WAXHAW – Sean Poccia, who recently resigned from his seat on the Waxhaw Board of Commissioners, has emerged as the frontrunner to fill the town’s manager position on an interim basis.
Waxhaw commissioners held a special meeting Tuesday, March 18, to hear a presentation from the North Carolina League of Municipalities on the proper, or suggested, method of hiring an interim and full-time town manager.
Town Manager Mike McLaurin submitted his letter of retirement to the board of commissioners earlier this month, stating April 30 as his last day working for Waxhaw. North Carolina statutes, with the type of government set up in Waxhaw, require the town have someone in the manager position at all times. The board hopes to find an interim manager as soon as possible, Mayor Daune Gardner said following Tuesday’s meeting.
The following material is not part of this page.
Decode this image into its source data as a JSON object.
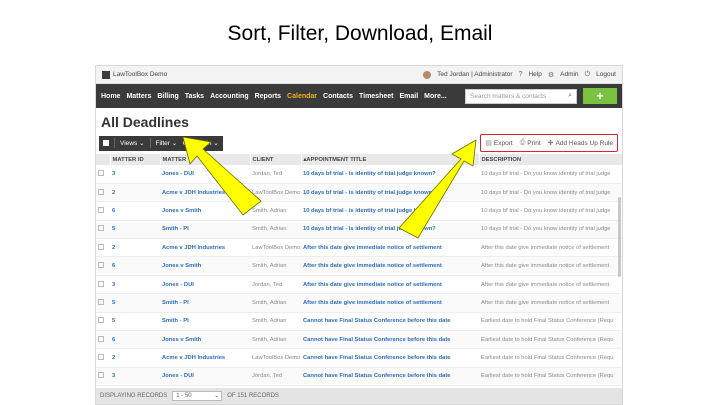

And the interim could be Poccia, who resigned from his seat on the board after commissioners asked if he would be interested in the temporary position. The search to find a full-time manager typically takes about six months, according to league representative Hartwell Wright who spoke during Tuesday’s meeting.
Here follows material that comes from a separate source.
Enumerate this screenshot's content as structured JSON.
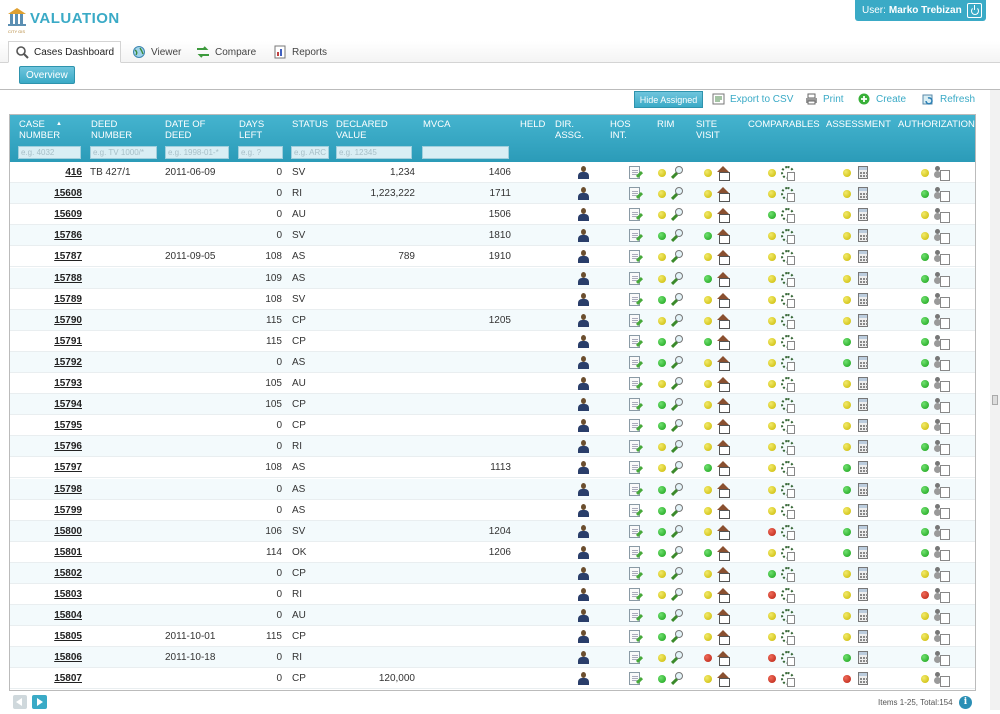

“Commissioner (Mike) Stewart approached me several months ago asking if I would step into the role of Waxhaw town manager on an interim basis,” Poccia said in an email, though McLaurin’s resignation wasn’t submitted until this month. “… In order to have further discussions pertaining to a succession strategy, the board of commissioners and mayor were advised by the town’s attorney that if I were to be considered a candidate for interim town manager I would need to resign to ensure regulatory conditions are met. I resigned solely for this reason.”
The board could make a decision on who will fill the interim role during the town’s next regular meeting Tuesday, March 25, but an agenda for the meeting has not been set.
The town’s annual budget will be first on the list for whoever is appointed to the manager’s seat, something that could be difficult for a newcomer this late in the process. The budget for the 2014-15 year must be approved by June 30 or the town will have to adopt an emergency budget to allow operations in town to continue.
“With the town’s annual budget approaching $7 million, and the town taking on debt for the first time, financial stewardship and accountability are paramount,” Poccia said. “If the board of commissioners and mayor decide to allow me to serve as the interim town manager, I would use my 20 years of budgeting, accounting and financial management experience to empower the elected leadership through enhanced financial insights and operational management.”
Compensation for the interim town manager has not yet been discussed, and salary for the full-time manager will be a decision the board has to make during the hiring process. The board could take on the task itself, appoint a committee or hire a third party to narrow down the search to the final candidates who will be interviewed by the board and other town leaders.
This search comes at a time when Stallings also is searching for a new town manager. Weddington leaders also are looking for a new town planner after Jordan Cook resigned from the position.